According to Senate Judiciary sources, Sen. Ted Kennedy this morning was informed that a number of media outlets -- including the New York Times, as well as both Democratic and Republican staff from the committee -- had reviewed a wealth of documents related to Concerned Alumni of Princeton and that there was no evidence that Supreme Court nominee Judge Samuel Alito played a major role personally or financially in the organization at any time. This information was passed to Kennedy after he raised the issue of possibly requesting a subpoena for all of CAPs documents before he entered the hearing room for the third day of confirmation hearings. "We told him we'd gone through it, and that seemed to be the end of it," says a committee staffer. So big surprise that despite knowing what he needs to know, Kennedy decided to simply create a few moments of entertaining political theater for the nightly news.
Those bothering to watch the confirmation hearings for Judge Samuel Alito are being treated to the Senate's inner workings and finer intellects. Sen. Ted Kennedy's temper tantrum against Sen. Arlen Specter should be the talk of evening news shows (the Washington Post website is already featuring it). But you know it's bad when even the New York Times' correspondent, Elisabeth Bumiller, is moved to mock the Senators for their vanity and verbosity.

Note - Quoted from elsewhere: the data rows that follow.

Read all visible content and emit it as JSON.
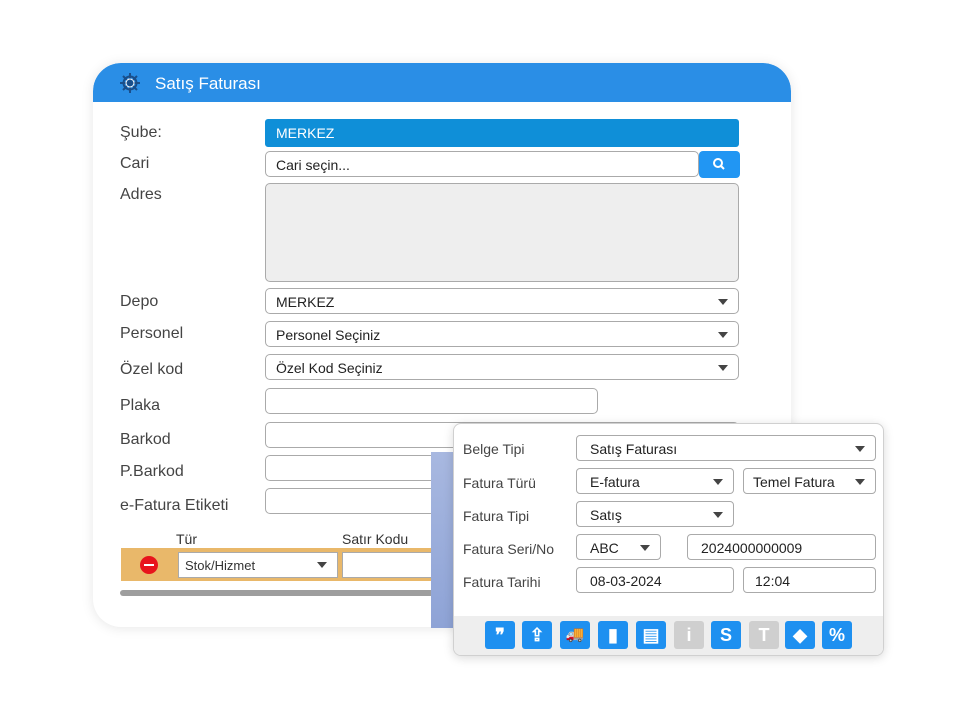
{
  "window": {
    "title": "Satış Faturası"
  },
  "form": {
    "sube": {
      "label": "Şube:",
      "value": "MERKEZ"
    },
    "cari": {
      "label": "Cari",
      "placeholder": "Cari seçin..."
    },
    "adres": {
      "label": "Adres",
      "value": ""
    },
    "depo": {
      "label": "Depo",
      "value": "MERKEZ"
    },
    "personel": {
      "label": "Personel",
      "value": "Personel Seçiniz"
    },
    "ozel_kod": {
      "label": "Özel kod",
      "value": "Özel Kod Seçiniz"
    },
    "plaka": {
      "label": "Plaka",
      "value": ""
    },
    "barkod": {
      "label": "Barkod",
      "value": ""
    },
    "p_barkod": {
      "label": "P.Barkod",
      "value": ""
    },
    "efatura_etiketi": {
      "label": "e-Fatura Etiketi",
      "value": ""
    }
  },
  "grid": {
    "columns": [
      "Tür",
      "Satır Kodu"
    ],
    "rows": [
      {
        "tur": "Stok/Hizmet",
        "satir_kodu": ""
      }
    ]
  },
  "popup": {
    "belge_tipi": {
      "label": "Belge Tipi",
      "value": "Satış Faturası"
    },
    "fatura_turu": {
      "label": "Fatura Türü",
      "value": "E-fatura",
      "value2": "Temel Fatura"
    },
    "fatura_tipi": {
      "label": "Fatura Tipi",
      "value": "Satış"
    },
    "fatura_seri_no": {
      "label": "Fatura Seri/No",
      "seri": "ABC",
      "no": "2024000000009"
    },
    "fatura_tarihi": {
      "label": "Fatura Tarihi",
      "date": "08-03-2024",
      "time": "12:04"
    },
    "toolbar": [
      {
        "icon": "quote-icon",
        "glyph": "❞",
        "enabled": true
      },
      {
        "icon": "upload-icon",
        "glyph": "⇪",
        "enabled": true
      },
      {
        "icon": "truck-icon",
        "glyph": "🚚",
        "enabled": true
      },
      {
        "icon": "bar-chart-icon",
        "glyph": "▮",
        "enabled": true
      },
      {
        "icon": "book-icon",
        "glyph": "▤",
        "enabled": true
      },
      {
        "icon": "info-icon",
        "glyph": "i",
        "enabled": false
      },
      {
        "icon": "s-icon",
        "glyph": "S",
        "enabled": true
      },
      {
        "icon": "t-icon",
        "glyph": "T",
        "enabled": false
      },
      {
        "icon": "tag-icon",
        "glyph": "◆",
        "enabled": true
      },
      {
        "icon": "percent-icon",
        "glyph": "%",
        "enabled": true
      }
    ]
  },
  "colors": {
    "accent": "#2a8ee6",
    "sube_bg": "#0f8fd8",
    "row_bg": "#e9b86a",
    "remove": "#e8141c"
  }
}
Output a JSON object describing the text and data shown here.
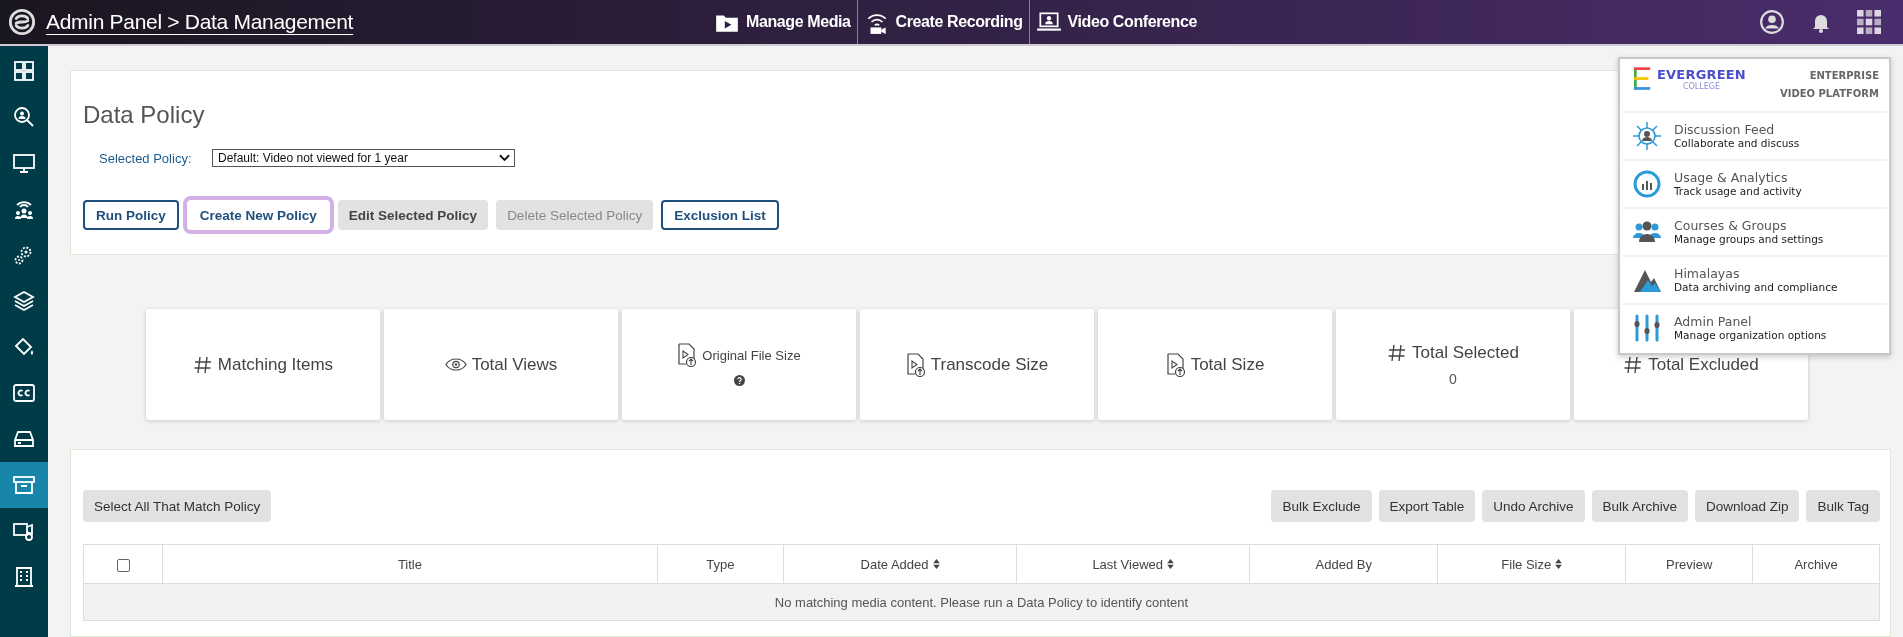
{
  "header": {
    "breadcrumb": "Admin Panel > Data Management",
    "nav": [
      {
        "label": "Manage Media"
      },
      {
        "label": "Create Recording"
      },
      {
        "label": "Video Conference"
      }
    ]
  },
  "sidebar": {
    "items": [
      {
        "selected": false
      },
      {
        "selected": false
      },
      {
        "selected": false
      },
      {
        "selected": false
      },
      {
        "selected": false
      },
      {
        "selected": false
      },
      {
        "selected": false
      },
      {
        "selected": false
      },
      {
        "selected": false
      },
      {
        "selected": true
      },
      {
        "selected": false
      },
      {
        "selected": false
      }
    ]
  },
  "policy": {
    "title": "Data Policy",
    "label": "Selected Policy:",
    "value": "Default: Video not viewed for 1 year",
    "buttons": [
      {
        "label": "Run Policy",
        "kind": "outline",
        "disabled": false,
        "focused": false
      },
      {
        "label": "Create New Policy",
        "kind": "outline",
        "disabled": false,
        "focused": true
      },
      {
        "label": "Edit Selected Policy",
        "kind": "grey",
        "disabled": false,
        "focused": false
      },
      {
        "label": "Delete Selected Policy",
        "kind": "grey",
        "disabled": true,
        "focused": false
      },
      {
        "label": "Exclusion List",
        "kind": "outline",
        "disabled": false,
        "focused": false
      }
    ]
  },
  "stats": [
    {
      "label": "Matching Items",
      "kind": "count"
    },
    {
      "label": "Total Views",
      "kind": "views"
    },
    {
      "label": "Original File Size",
      "kind": "file",
      "help": true
    },
    {
      "label": "Transcode Size",
      "kind": "file"
    },
    {
      "label": "Total Size",
      "kind": "file"
    },
    {
      "label": "Total Selected",
      "kind": "count",
      "value": "0"
    },
    {
      "label": "Total Excluded",
      "kind": "count"
    }
  ],
  "table": {
    "select_all": "Select All That Match Policy",
    "actions": [
      "Bulk Exclude",
      "Export Table",
      "Undo Archive",
      "Bulk Archive",
      "Download Zip",
      "Bulk Tag"
    ],
    "columns": [
      {
        "kind": "checkbox",
        "checked": false
      },
      {
        "kind": "text",
        "label": "Title",
        "sortable": false
      },
      {
        "kind": "text",
        "label": "Type",
        "sortable": false
      },
      {
        "kind": "text",
        "label": "Date Added",
        "sortable": true
      },
      {
        "kind": "text",
        "label": "Last Viewed",
        "sortable": true
      },
      {
        "kind": "text",
        "label": "Added By",
        "sortable": false
      },
      {
        "kind": "text",
        "label": "File Size",
        "sortable": true
      },
      {
        "kind": "text",
        "label": "Preview",
        "sortable": false
      },
      {
        "kind": "text",
        "label": "Archive",
        "sortable": false
      }
    ],
    "empty_message": "No matching media content. Please run a Data Policy to identify content"
  },
  "apps_menu": {
    "brand": "EVERGREEN",
    "brand_sub": "COLLEGE",
    "tagline": "ENTERPRISE VIDEO PLATFORM",
    "items": [
      {
        "title": "Discussion Feed",
        "subtitle": "Collaborate and discuss"
      },
      {
        "title": "Usage & Analytics",
        "subtitle": "Track usage and activity"
      },
      {
        "title": "Courses & Groups",
        "subtitle": "Manage groups and settings"
      },
      {
        "title": "Himalayas",
        "subtitle": "Data archiving and compliance"
      },
      {
        "title": "Admin Panel",
        "subtitle": "Manage organization options"
      }
    ]
  }
}
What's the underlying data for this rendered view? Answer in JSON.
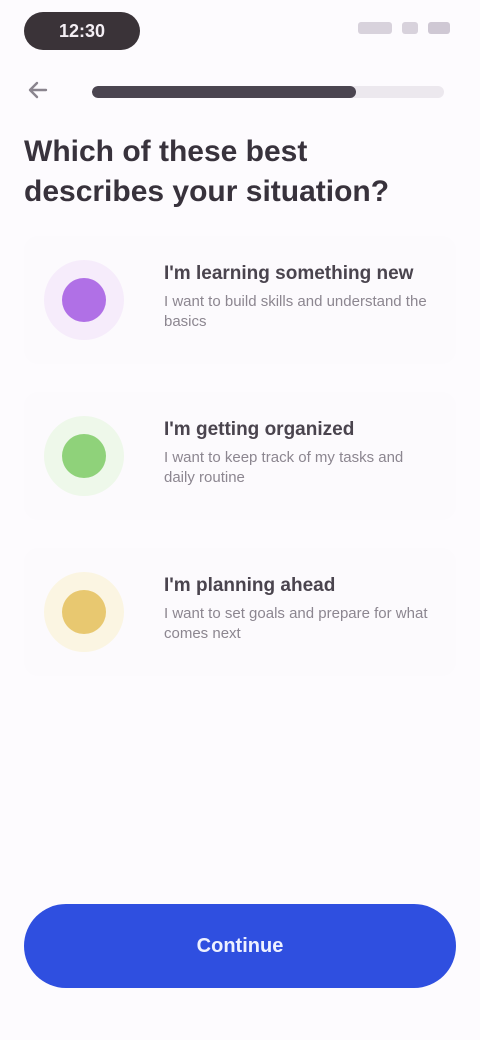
{
  "status": {
    "time": "12:30"
  },
  "header": {
    "progress": 0.75
  },
  "title": "Which of these best describes your situation?",
  "options": [
    {
      "title": "I'm learning something new",
      "desc": "I want to build skills and understand the basics",
      "accent": "#b070e6",
      "bg": "#f6ecfb"
    },
    {
      "title": "I'm getting organized",
      "desc": "I want to keep track of my tasks and daily routine",
      "accent": "#8fd27a",
      "bg": "#eef8ea"
    },
    {
      "title": "I'm planning ahead",
      "desc": "I want to set goals and prepare for what comes next",
      "accent": "#e8c870",
      "bg": "#fbf5e2"
    }
  ],
  "cta": {
    "label": "Continue"
  },
  "colors": {
    "primary": "#2f4fe0"
  }
}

Postie Dana Milbank, typically no friend of Bush or his allies in his critical portraits of Washington goings-on, noted the Senators' tendency to soliloquies.
Mark: You hit the nail on the head. And there's more. The ABC, NYT and the rest of the leakers' amen chorus is entirely wrong in labeling them "whistleblowers." The federal Whistleblower Protection Act does not - repeat not - give leakers immunity from prosecution for the crime of leaking secrets. It protects real whistleblowers who report possible wrongdoing through set channels. In the case of secret information, those channels prevent disclosure of such as the NSA intel gathering program and the CIA detention of terrorist prisoners in secret locations overseas.
ABC's Brian Ross had yet another breathless (and misleading) exclusive last night. Fired NSA analyst Russle Tice (apparently stripped of his security clearance and let go last year over "psychological concerns") is claiming to be "a" source for the NY Times' NSA story.
Note to the FBI investigators probing the leak: This guy ain't it. He may have chimed in after the NY Times got the story, but he certainly is not the original leaker. The timing of the story (right before the Patriot Act vote) points to a time-honored pressure tactic by political sources: when your original leak didn't make it into the paper, to have the originally intended impact (in this case right before the 2004 presidential election to harm President Bush), wait for an opportunity to make political hay. A year goes by and Risen's source sees the Patriot Act vote as another big opportunity. I'd bet the source threatened the Times that if they didn't publish that Friday, the story would be given to a competitor.